Types of Spring and Summer Avalanches
Originally prepared for the CSAC Avalanche Center.
Here are descriptions of four types of avalanches which are most
likely in spring and/or summer and information on what causes them
and how to avoid them. Note that the defining characteristic which
these types of slides all have in common is warming. In spring and
summer the sun is higher and more direct, average ambient temperatures
are higher, and the sun is up for a longer time than in winter. Refreezing
of snow overnight due to radiational cooling may or may not help to
counteract these factors. Exposure to these spring and summer avalanches
can be greatly reduced by watching the weather and planning accordingly
and by timing your activities early in the day.
New Snow Avalanches
New snow may create winter-like conditions at any time of year in
the mountains, especially at higher elevations. During a storm the
avalanche concerns may be much the same as in winter. However, the
first couple of sunny days will generally cause widespread avalanching.
This can be immediately after the storm or it may be later after several
cooler and overcast days. If it has recently snowed but there has
not yet been a few warm and sunny days be cautious. Consider avoiding
avalanche terrain or postponing your plans. Should you choose to be
in avalanche terrain be sure to get an early enough start to be out
of such terrain before the direct sun hits it.
Wet Loose Snow Avalanches
Loose snow avalanches will begin at a point and fan out as they run
downslope. Ultimately they may entrain large amounts of snow and be
very powerful. They may also carry a person into, through or over
a terrain trap. These slides will begin to occur as the sun weakens
the surface layers. This will usually be sometime after the late morning
and may be in the afternoon. However, if overnight refreezing has
not occurred this type of slide may occur at any hour. The most common
reason for a lack of refreezing is cloud cover. Even a thin covering
of clouds is enough to block the radiation which cools and refreezes
the snow. As long as overnight refreezing occurs the key to avoiding
these slides is time of day. By the time you are penetrating the snow
to ankle depth (traveling on foot) you should be thinking about getting
off of steep slopes. Skiers will want to climb early in order to get
a few runs in on the much sought out "corn
snow" before having to quit for the day. Climbers will want
to get an alpine start in order to complete their descent early enough
in the day. In either case the early start may necessitate an ice
axe and crampons to ascend the still refrozen snow.
Deep Wet Slab Avalanches (Climax slides)
If the weather is too warm for too long the weakening of the snow
bonds will occur to greater depths. In addition meltwater may lubricate
buried layers and interfaces which can serve as failure plains. Rain
and/or warm winds can also contribute to this process. Crown
lines of resulting slides may be quite deep and even go to the ground.
These slides are generally unsurvivable. Typically the weather leading
up to such an avalanche
cycle will be very warm for an extended time (at least a couple
days) without any refreezing of the snowpack overnight. Be wary if
such a warm spell occurs. These conditions usually lead to numerous
large slides, not isolated events. Word generally gets around that

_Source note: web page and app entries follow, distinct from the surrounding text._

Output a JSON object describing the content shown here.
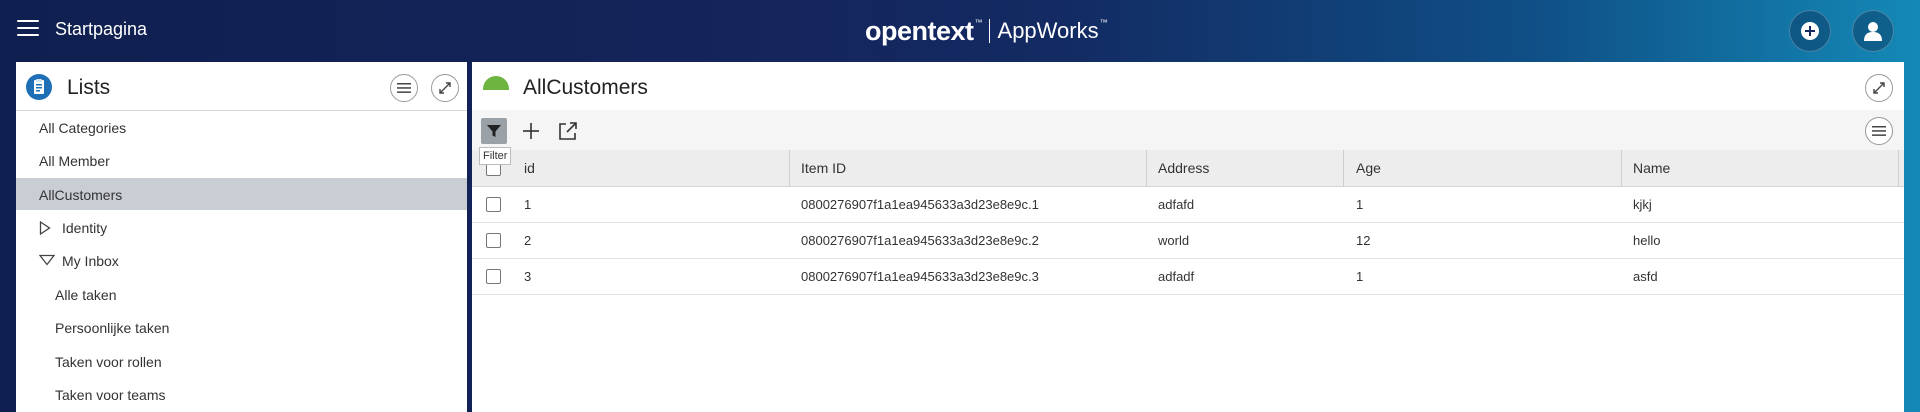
{
  "header": {
    "home_title": "Startpagina",
    "brand_name": "opentext",
    "brand_tm": "™",
    "product_name": "AppWorks",
    "product_tm": "™"
  },
  "lists_panel": {
    "title": "Lists",
    "items": [
      {
        "label": "All Categories"
      },
      {
        "label": "All Member"
      },
      {
        "label": "AllCustomers",
        "selected": true
      },
      {
        "label": "Identity",
        "expander": "collapsed"
      },
      {
        "label": "My Inbox",
        "expander": "expanded"
      },
      {
        "label": "Alle taken"
      },
      {
        "label": "Persoonlijke taken"
      },
      {
        "label": "Taken voor rollen"
      },
      {
        "label": "Taken voor teams"
      }
    ]
  },
  "content_panel": {
    "title": "AllCustomers",
    "filter_tooltip": "Filter",
    "columns": [
      "id",
      "Item ID",
      "Address",
      "Age",
      "Name"
    ],
    "rows": [
      [
        "1",
        "0800276907f1a1ea945633a3d23e8e9c.1",
        "adfafd",
        "1",
        "kjkj"
      ],
      [
        "2",
        "0800276907f1a1ea945633a3d23e8e9c.2",
        "world",
        "12",
        "hello"
      ],
      [
        "3",
        "0800276907f1a1ea945633a3d23e8e9c.3",
        "adfadf",
        "1",
        "asfd"
      ]
    ]
  },
  "icons": {
    "menu": "hamburger-menu-icon",
    "add": "plus-circle-icon",
    "user": "user-icon",
    "lists": "clipboard-list-icon",
    "options": "options-menu-icon",
    "expand": "expand-icon",
    "filter": "filter-icon",
    "new": "plus-icon",
    "open": "open-external-icon"
  }
}
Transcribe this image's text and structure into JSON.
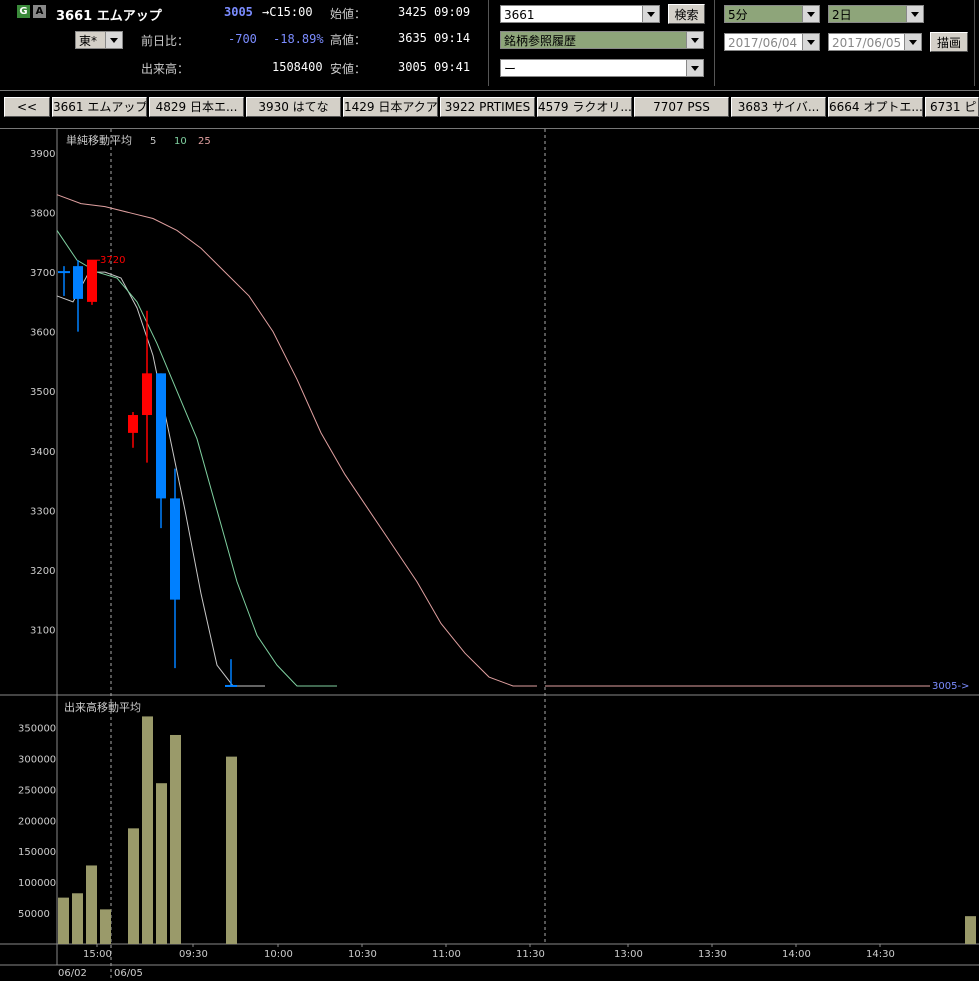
{
  "header": {
    "g_icon": "G",
    "alert_icon": "A",
    "ticker": "3661 エムアップ",
    "last_price": "3005",
    "last_time": "→C15:00",
    "open_label": "始値：",
    "open_value": "3425",
    "open_time": "09:09",
    "high_label": "高値：",
    "high_value": "3635",
    "high_time": "09:14",
    "low_label": "安値：",
    "low_value": "3005",
    "low_time": "09:41",
    "change_label": "前日比：",
    "change_value": "-700",
    "change_pct": "-18.89%",
    "volume_label": "出来高：",
    "volume_value": "1508400",
    "exchange": "東*"
  },
  "controls": {
    "code_input": "3661",
    "search_button": "検索",
    "history_select": "銘柄参照履歴",
    "blank_select": "ー",
    "interval_select": "5分",
    "span_select": "2日",
    "date_from": "2017/06/04",
    "date_to": "2017/06/05",
    "draw_button": "描画"
  },
  "tabs": {
    "back": "<<",
    "items": [
      "3661 エムアップ",
      "4829 日本エ...",
      "3930 はてな",
      "1429 日本アクア",
      "3922 PRTIMES",
      "4579 ラクオリ...",
      "7707 PSS",
      "3683 サイバ...",
      "6664 オプトエ...",
      "6731 ピ"
    ]
  },
  "price_panel": {
    "title": "単純移動平均",
    "ma_labels": [
      "5",
      "10",
      "25"
    ],
    "y_ticks": [
      "3900",
      "3800",
      "3700",
      "3600",
      "3500",
      "3400",
      "3300",
      "3200",
      "3100"
    ],
    "high_marker": "3720",
    "last_marker": "3005->"
  },
  "volume_panel": {
    "title": "出来高移動平均",
    "y_ticks": [
      "350000",
      "300000",
      "250000",
      "200000",
      "150000",
      "100000",
      "50000"
    ]
  },
  "time_axis": {
    "labels": [
      "15:00",
      "09:30",
      "10:00",
      "10:30",
      "11:00",
      "11:30",
      "13:00",
      "13:30",
      "14:00",
      "14:30"
    ],
    "dates": [
      "06/02",
      "06/05"
    ]
  },
  "colors": {
    "up": "#0080ff",
    "down": "#ff0000",
    "volume": "#9a9a6a",
    "ma5": "#c8c8c8",
    "ma10": "#7fd0a0",
    "ma25": "#e0a0a0"
  },
  "chart_data": {
    "type": "candlestick",
    "interval": "5分",
    "candles": [
      {
        "time": "06/02 14:40",
        "open": 3700,
        "high": 3710,
        "low": 3660,
        "close": 3700
      },
      {
        "time": "06/02 14:45",
        "open": 3655,
        "high": 3720,
        "low": 3600,
        "close": 3710
      },
      {
        "time": "06/02 14:55",
        "open": 3720,
        "high": 3720,
        "low": 3645,
        "close": 3650
      },
      {
        "time": "06/05 09:05",
        "open": 3460,
        "high": 3465,
        "low": 3405,
        "close": 3430
      },
      {
        "time": "06/05 09:10",
        "open": 3530,
        "high": 3635,
        "low": 3380,
        "close": 3460
      },
      {
        "time": "06/05 09:15",
        "open": 3320,
        "high": 3530,
        "low": 3270,
        "close": 3530
      },
      {
        "time": "06/05 09:20",
        "open": 3150,
        "high": 3370,
        "low": 3035,
        "close": 3320
      },
      {
        "time": "06/05 09:40",
        "open": 3005,
        "high": 3050,
        "low": 3005,
        "close": 3005
      }
    ],
    "volume": [
      {
        "time": "06/02 14:40",
        "value": 75000
      },
      {
        "time": "06/02 14:45",
        "value": 82000
      },
      {
        "time": "06/02 14:50",
        "value": 127000
      },
      {
        "time": "06/02 15:00",
        "value": 56000
      },
      {
        "time": "06/05 09:05",
        "value": 187000
      },
      {
        "time": "06/05 09:10",
        "value": 368000
      },
      {
        "time": "06/05 09:15",
        "value": 260000
      },
      {
        "time": "06/05 09:20",
        "value": 338000
      },
      {
        "time": "06/05 09:40",
        "value": 303000
      },
      {
        "time": "06/05 15:00",
        "value": 45000
      }
    ],
    "price_ylim": [
      3000,
      3920
    ],
    "volume_ylim": [
      0,
      380000
    ],
    "ma5": [
      [
        3660,
        3650,
        3700,
        3700,
        3690,
        3640,
        3560,
        3430,
        3300,
        3160,
        3040,
        3005,
        3005,
        3005
      ]
    ],
    "ma10": [
      [
        3770,
        3720,
        3700,
        3690,
        3650,
        3580,
        3500,
        3420,
        3300,
        3180,
        3090,
        3040,
        3005,
        3005,
        3005
      ]
    ],
    "ma25": [
      [
        3830,
        3815,
        3810,
        3800,
        3790,
        3770,
        3740,
        3700,
        3660,
        3600,
        3520,
        3430,
        3360,
        3300,
        3240,
        3180,
        3110,
        3060,
        3020,
        3005,
        3005
      ]
    ]
  }
}
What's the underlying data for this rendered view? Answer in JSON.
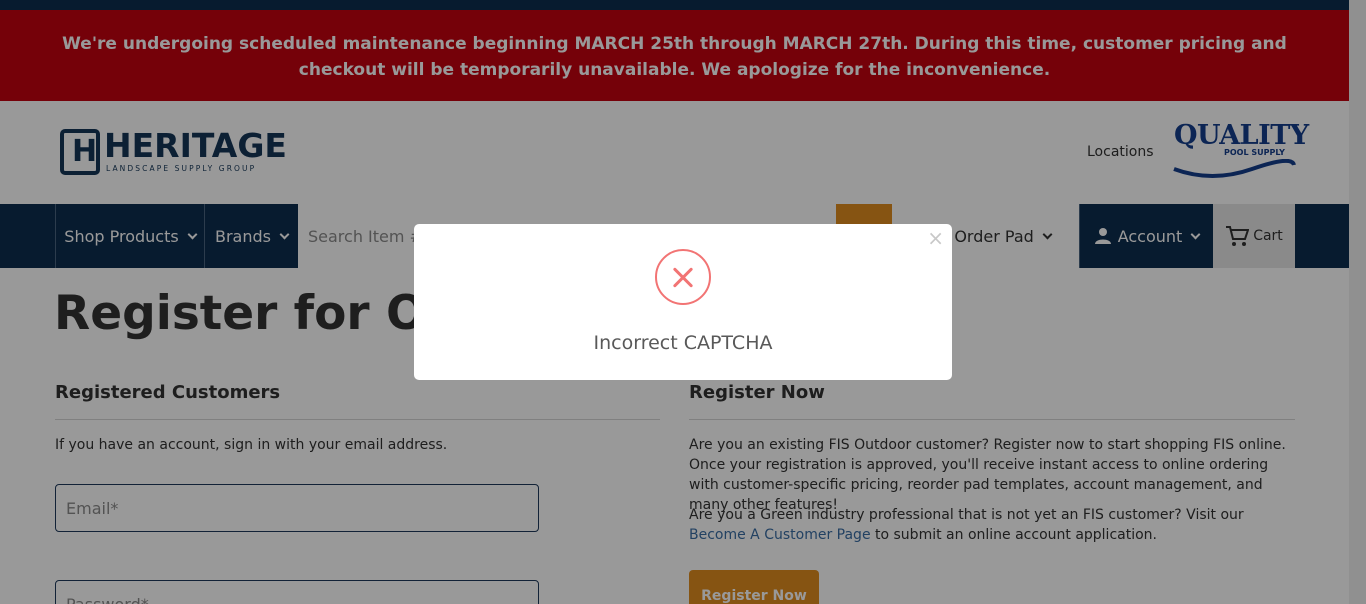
{
  "banner": {
    "text": "We're undergoing scheduled maintenance beginning MARCH 25th through MARCH 27th. During this time, customer pricing and checkout will be temporarily unavailable. We apologize for the inconvenience."
  },
  "header": {
    "logo_mark": "H",
    "logo_word": "HERITAGE",
    "logo_sub": "LANDSCAPE SUPPLY GROUP",
    "locations_label": "Locations",
    "partner_word": "QUALITY",
    "partner_sub": "POOL SUPPLY"
  },
  "nav": {
    "shop_products": "Shop Products",
    "brands": "Brands",
    "search_placeholder": "Search Item #,",
    "quick_order": "Quick Order Pad",
    "account": "Account",
    "cart": "Cart"
  },
  "page": {
    "title": "Register for Online",
    "registered": {
      "heading": "Registered Customers",
      "intro": "If you have an account, sign in with your email address.",
      "email_placeholder": "Email*",
      "password_placeholder": "Password*"
    },
    "register": {
      "heading": "Register Now",
      "para1": "Are you an existing FIS Outdoor customer? Register now to start shopping FIS online. Once your registration is approved, you'll receive instant access to online ordering with customer-specific pricing, reorder pad templates, account management, and many other features!",
      "para2_before": "Are you a Green industry professional that is not yet an FIS customer? Visit our ",
      "para2_link": "Become A Customer Page",
      "para2_after": " to submit an online account application.",
      "button": "Register Now"
    }
  },
  "modal": {
    "close": "×",
    "message": "Incorrect CAPTCHA"
  },
  "colors": {
    "banner_red": "#c4020f",
    "navy": "#0d2d4f",
    "accent_orange": "#e08d1f",
    "error_red": "#f27474"
  },
  "icons": {
    "search": "search-icon",
    "account": "user-icon",
    "cart": "cart-icon",
    "error": "error-x-icon",
    "close": "close-icon"
  }
}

such a cycle is underway - check with the local avalanche forecast
center, ski patrol, forest ranger or warden, and local climbers and
These occur on glaciers. Icefall events are, to a large extent, a
result of glacier motion. They may become more likely well into or
just following an extended warm spell during which the glacier motion
increases. Their dependence on the time of day is not particularly
great. Unlike snow avalanches these events are rarely human triggered.
The key to avoiding them is route selection and timing - don't be
in the wrong place when they happen. Icefall areas are typically obvious
so try to choose a route which avoids them. Be cautious if the visibility
is too poor to choose or follow a route easily. When it is necessary
to cross an icefall area do so quickly.